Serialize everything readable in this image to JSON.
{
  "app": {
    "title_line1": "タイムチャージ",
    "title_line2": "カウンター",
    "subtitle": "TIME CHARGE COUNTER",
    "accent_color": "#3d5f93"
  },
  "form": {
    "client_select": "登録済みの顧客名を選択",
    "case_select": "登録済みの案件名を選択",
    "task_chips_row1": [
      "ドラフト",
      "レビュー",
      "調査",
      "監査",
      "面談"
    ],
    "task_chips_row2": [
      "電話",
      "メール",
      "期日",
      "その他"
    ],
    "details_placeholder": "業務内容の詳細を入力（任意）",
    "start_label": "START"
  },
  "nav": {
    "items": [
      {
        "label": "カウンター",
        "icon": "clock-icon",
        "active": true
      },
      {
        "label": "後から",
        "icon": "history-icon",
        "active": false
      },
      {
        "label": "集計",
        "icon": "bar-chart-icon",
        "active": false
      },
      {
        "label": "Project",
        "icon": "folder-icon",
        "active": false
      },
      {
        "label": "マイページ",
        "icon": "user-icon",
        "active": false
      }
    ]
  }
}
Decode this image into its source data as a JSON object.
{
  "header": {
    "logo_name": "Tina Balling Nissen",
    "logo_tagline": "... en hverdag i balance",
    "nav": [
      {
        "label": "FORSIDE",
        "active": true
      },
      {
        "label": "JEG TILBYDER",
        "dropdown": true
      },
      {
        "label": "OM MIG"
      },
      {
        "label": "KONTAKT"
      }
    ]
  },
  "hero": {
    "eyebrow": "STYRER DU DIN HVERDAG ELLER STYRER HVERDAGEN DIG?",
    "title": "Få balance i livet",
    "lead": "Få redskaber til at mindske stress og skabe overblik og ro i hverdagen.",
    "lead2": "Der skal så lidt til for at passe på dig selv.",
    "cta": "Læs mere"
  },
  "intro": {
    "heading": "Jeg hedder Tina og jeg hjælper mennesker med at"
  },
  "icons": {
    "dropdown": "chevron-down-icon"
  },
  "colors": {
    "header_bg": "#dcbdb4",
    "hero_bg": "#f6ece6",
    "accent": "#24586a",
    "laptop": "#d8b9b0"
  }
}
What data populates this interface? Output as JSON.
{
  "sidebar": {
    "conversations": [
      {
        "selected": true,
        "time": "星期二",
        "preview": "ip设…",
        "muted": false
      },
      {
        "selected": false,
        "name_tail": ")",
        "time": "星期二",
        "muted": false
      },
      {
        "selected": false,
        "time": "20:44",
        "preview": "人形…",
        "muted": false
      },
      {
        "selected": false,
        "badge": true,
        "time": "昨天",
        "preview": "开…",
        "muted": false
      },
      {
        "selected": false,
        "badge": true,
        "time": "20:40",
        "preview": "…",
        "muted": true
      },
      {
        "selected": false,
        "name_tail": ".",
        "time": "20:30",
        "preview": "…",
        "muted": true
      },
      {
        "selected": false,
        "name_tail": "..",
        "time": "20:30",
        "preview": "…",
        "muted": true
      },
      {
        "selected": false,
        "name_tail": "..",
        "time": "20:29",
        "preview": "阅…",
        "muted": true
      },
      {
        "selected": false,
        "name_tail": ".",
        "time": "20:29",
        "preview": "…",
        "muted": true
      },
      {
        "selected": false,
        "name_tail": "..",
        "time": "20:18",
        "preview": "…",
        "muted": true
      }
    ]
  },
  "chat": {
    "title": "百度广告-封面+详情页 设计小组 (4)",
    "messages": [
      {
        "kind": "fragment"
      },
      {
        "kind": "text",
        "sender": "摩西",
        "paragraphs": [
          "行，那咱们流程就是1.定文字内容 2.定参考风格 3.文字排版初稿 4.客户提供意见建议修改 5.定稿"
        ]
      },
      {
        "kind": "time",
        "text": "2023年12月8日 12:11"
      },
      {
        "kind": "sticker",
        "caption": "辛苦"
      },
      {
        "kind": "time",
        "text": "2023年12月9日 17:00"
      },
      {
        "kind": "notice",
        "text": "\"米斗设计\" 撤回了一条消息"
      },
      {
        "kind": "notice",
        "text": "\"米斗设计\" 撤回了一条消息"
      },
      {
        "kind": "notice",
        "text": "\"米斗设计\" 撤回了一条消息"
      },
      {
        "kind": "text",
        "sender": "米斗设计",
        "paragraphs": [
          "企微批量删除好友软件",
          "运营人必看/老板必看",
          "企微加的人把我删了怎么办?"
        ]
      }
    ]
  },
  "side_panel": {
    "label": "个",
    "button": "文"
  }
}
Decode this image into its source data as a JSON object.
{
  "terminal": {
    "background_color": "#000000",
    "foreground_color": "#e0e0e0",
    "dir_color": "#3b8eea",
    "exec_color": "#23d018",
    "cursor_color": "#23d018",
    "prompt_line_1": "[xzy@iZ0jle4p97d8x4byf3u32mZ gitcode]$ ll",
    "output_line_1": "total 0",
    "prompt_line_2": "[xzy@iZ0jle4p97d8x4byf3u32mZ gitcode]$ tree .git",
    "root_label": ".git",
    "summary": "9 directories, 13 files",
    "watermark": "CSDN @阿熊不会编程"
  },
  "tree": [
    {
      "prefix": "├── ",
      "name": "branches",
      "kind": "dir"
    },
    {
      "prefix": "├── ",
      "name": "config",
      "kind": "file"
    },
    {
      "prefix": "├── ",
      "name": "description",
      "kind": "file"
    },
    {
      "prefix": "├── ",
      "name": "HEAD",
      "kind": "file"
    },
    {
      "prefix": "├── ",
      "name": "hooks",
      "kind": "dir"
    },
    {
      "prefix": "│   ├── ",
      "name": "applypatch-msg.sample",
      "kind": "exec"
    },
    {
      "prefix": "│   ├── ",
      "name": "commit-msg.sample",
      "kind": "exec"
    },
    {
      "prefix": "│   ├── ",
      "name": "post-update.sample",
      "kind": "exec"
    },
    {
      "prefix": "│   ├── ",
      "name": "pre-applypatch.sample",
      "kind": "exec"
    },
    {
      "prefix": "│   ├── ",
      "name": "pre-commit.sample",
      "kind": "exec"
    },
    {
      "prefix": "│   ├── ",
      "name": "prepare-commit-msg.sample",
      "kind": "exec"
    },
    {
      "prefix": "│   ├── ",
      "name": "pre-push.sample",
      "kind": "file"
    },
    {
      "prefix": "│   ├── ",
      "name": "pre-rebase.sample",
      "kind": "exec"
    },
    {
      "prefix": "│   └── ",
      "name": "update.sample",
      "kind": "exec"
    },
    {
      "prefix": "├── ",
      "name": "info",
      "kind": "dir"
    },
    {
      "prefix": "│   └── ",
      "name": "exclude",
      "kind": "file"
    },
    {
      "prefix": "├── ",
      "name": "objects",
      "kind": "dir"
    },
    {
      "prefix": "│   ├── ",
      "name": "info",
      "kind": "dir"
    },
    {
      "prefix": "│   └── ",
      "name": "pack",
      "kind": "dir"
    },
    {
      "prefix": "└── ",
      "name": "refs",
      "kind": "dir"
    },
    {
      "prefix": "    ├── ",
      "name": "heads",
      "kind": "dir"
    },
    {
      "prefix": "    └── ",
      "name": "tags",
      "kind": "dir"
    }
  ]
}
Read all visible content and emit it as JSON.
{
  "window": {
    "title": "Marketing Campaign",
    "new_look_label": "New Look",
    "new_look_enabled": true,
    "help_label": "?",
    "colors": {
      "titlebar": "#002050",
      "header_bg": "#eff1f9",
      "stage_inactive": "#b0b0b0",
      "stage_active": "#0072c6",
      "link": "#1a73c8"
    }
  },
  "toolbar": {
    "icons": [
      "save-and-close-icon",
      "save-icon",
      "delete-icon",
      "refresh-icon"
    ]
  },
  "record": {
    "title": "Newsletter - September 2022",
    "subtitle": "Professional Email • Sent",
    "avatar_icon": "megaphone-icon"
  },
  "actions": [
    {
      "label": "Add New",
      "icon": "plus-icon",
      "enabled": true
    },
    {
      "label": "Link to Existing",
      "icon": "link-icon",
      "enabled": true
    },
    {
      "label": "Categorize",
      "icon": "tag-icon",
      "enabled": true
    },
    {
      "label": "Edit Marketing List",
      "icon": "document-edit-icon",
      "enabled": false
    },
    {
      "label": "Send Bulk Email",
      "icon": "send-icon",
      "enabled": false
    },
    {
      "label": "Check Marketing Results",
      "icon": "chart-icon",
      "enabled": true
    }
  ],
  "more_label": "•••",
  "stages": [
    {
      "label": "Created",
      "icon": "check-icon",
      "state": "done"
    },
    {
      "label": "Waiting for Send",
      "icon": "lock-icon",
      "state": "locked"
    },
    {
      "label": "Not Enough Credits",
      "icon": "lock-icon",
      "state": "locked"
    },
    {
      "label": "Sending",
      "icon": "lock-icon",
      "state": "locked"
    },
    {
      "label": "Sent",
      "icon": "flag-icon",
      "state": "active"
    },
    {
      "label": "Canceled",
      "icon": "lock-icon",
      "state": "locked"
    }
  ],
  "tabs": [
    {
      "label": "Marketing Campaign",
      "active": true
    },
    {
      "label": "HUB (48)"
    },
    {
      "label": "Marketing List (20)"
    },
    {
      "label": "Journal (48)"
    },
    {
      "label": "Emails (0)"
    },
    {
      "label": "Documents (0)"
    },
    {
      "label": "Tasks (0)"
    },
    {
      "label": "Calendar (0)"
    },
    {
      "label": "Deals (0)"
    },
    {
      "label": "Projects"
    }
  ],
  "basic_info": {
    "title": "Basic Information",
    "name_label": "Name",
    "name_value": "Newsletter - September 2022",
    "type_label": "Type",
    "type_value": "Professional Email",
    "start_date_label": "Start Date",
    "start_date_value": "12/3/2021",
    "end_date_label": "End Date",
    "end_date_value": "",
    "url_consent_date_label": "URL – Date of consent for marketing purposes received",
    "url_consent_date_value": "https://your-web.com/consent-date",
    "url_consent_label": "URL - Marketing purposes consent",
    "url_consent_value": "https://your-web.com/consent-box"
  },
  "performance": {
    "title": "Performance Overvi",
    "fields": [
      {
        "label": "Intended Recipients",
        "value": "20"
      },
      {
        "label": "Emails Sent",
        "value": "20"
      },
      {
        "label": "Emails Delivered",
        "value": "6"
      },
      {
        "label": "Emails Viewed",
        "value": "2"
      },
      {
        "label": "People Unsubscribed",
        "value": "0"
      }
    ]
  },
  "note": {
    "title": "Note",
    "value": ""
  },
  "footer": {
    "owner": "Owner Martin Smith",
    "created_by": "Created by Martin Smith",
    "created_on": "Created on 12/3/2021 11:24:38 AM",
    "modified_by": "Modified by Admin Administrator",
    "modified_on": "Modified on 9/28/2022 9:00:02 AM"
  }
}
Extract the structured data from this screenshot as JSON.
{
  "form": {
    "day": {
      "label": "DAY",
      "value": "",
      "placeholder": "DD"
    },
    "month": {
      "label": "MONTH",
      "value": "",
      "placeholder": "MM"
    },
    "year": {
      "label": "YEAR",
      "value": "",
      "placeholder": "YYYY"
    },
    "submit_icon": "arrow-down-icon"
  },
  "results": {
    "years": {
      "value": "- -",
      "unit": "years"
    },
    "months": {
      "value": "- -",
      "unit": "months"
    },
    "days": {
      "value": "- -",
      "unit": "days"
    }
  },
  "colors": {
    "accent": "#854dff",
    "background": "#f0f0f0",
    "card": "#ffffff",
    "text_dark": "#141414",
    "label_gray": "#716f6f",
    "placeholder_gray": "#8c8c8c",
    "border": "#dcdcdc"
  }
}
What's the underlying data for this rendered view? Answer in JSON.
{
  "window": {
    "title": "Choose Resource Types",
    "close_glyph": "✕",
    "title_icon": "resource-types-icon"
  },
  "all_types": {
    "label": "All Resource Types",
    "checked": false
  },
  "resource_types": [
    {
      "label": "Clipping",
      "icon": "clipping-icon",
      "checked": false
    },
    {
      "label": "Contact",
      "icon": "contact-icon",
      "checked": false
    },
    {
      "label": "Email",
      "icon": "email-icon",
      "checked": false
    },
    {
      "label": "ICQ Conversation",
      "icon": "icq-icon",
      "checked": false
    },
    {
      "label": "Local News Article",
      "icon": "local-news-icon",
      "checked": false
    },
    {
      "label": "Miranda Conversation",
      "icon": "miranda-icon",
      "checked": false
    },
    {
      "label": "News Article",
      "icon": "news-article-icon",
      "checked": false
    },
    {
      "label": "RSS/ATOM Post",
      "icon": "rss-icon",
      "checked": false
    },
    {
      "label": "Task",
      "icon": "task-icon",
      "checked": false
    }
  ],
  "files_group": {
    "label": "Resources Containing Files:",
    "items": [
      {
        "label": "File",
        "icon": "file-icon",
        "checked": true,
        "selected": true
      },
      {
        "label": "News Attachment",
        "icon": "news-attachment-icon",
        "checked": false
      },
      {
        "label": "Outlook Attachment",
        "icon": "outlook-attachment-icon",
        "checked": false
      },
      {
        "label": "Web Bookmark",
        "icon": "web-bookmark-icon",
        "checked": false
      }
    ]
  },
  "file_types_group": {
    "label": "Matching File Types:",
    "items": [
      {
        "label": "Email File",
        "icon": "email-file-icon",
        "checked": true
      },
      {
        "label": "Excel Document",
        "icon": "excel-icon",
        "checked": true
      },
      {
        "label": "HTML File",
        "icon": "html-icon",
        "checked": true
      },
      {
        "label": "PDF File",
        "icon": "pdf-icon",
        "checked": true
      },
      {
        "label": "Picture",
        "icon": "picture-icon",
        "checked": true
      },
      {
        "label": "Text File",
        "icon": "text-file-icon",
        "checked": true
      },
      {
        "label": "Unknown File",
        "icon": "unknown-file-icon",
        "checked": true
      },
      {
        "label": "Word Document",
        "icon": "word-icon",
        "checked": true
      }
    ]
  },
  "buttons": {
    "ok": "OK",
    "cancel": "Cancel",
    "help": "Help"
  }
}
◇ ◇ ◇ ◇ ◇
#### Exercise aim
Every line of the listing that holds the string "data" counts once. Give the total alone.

#### Solution for this task
5